As it wavers between a deceptively optimistic chorus and nihilistic verses, “Today” is an entire epic packed into just over three minutes — and one that absolutely can’t be left off a setlist. — A.J.
4. “I Am One”
A highlight from their oft-overlooked debut Gish, “I Am One” epitomizes Smashing Pumpkins’ knack for genre-blending, weaving elements of psych rock and shoegaze into their usual grunge. It’s virtually tailor-made for picking up the pace after a slower moment in the setlist. — A.J.
5. “Tonight, Tonight”
Complete with a swelling string section and marching band drums, “Tonight, Tonight” makes the notion of growing up and evolving as a human feel much less daunting. — A.J.
6. “Cherub Rock”
By the time they released “Cherub Rock,” Smashing Pumpkins were already prophesied as the next Pearl Jam or Nirvana. Over a buzzy, effortlessly cool guitar riff, Billy Corgan asks: At what point does counter-culture become the mainstream? — A.J.
7. “Ava Adore”

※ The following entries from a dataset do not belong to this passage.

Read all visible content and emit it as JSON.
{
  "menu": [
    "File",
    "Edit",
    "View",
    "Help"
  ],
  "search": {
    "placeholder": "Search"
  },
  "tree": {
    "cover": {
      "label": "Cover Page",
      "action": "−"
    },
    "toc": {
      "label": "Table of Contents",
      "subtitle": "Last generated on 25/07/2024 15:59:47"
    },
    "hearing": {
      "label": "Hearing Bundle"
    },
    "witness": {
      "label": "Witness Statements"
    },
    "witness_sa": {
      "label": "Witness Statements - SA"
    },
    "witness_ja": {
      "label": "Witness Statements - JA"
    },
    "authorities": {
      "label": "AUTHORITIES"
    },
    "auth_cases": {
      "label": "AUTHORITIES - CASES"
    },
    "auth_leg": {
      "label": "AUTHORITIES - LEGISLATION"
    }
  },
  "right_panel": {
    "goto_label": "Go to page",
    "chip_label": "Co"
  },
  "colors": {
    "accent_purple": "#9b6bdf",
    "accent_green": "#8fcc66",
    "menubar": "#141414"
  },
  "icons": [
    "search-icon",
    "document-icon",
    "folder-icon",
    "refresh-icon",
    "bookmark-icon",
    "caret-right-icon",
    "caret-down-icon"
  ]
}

A twisted love song delivered with the bravado of Robert Smith, “Ava Adore” ushered in Smashing Pumpkins’ transition from grunge heroes to aspirational goths. — A.J.
A sequel of sorts to “1979,” “Perfect” is an ode to the future drenched in jangly, nostalgic dream pop. — A.J.
With quiet verses and cacophonous hooks, this Gish standout has become a live favorite, allowing Corgan to indulge his theatricality. — W.G.
Many fans have tried to forget Corgan’s short-lived project Zwan, but credit where it’s due, it did produce one great single. The Smashing Pumpkins have never performed “Honestly” live, according to Setlist.FM, but this is a dream setlist, and since in our dreams Zwan never existed, the tune takes its rightful place as a beloved Pumpkins’ b-side. — W.G.
It’s hard to imagine Corgan cutting a rug on a dance floor, but that’s just where he finds himself on the title track to the band’s latest album. With rollicking synths and a toe-tapping beat, “Cyr” is an example of how the later-period Pumpkins have kept their sound fresh. — W.G.
Why now that you mention it, yes we do “want to go for a ride.” Over 25 years later, “Zero” remains one of SP’s most dependable tunes for enlisting the audience to shout along. — W.G.
Going to this tour is an exercise in nostalgia, and what could be more nostalgic than “Disarm,” a song in which Corgan sang, “I used to be a little boy,” at a time when he still had hair? And best of all, the rest of the lyrics serve as a reminder of how terrible being a child could be, so that you can leave the song feeling even happier that you’re a grown ass adult and can do whatever you like. — W.G.
Cameron Crowe’s 1992 film Singles might have been all but forgotten except for the soundtrack, which hosted now-beloved songs by Alice in Chains, Pearl Jam, and yes, Smashing Pumpkins. “Drown” has some of the most picturesque guitars in all of alternative rock, with gentle chords that lap at the edges of Corgan’s lyrics like ripples in a pond playing in a corpse’s hair. — W.G.
A 25-year-old Billy Corgan might have hated this song, but then again, 25-year-old Billy Corgan had hair. People change, and while the early Pumpkin’s songs had the gritty edge of a city like Chicago, “Ramona” can be appreciated for a beat as irresistibly pleasing as a perfectly manicured suburban lawn. — W.G.
Perhaps their biggest hit to date, “1979” is brimming with the unadulterated bliss of a coming-of-age film montage — and would instantly create goosebumps when sang in unison in an arena. — A.J.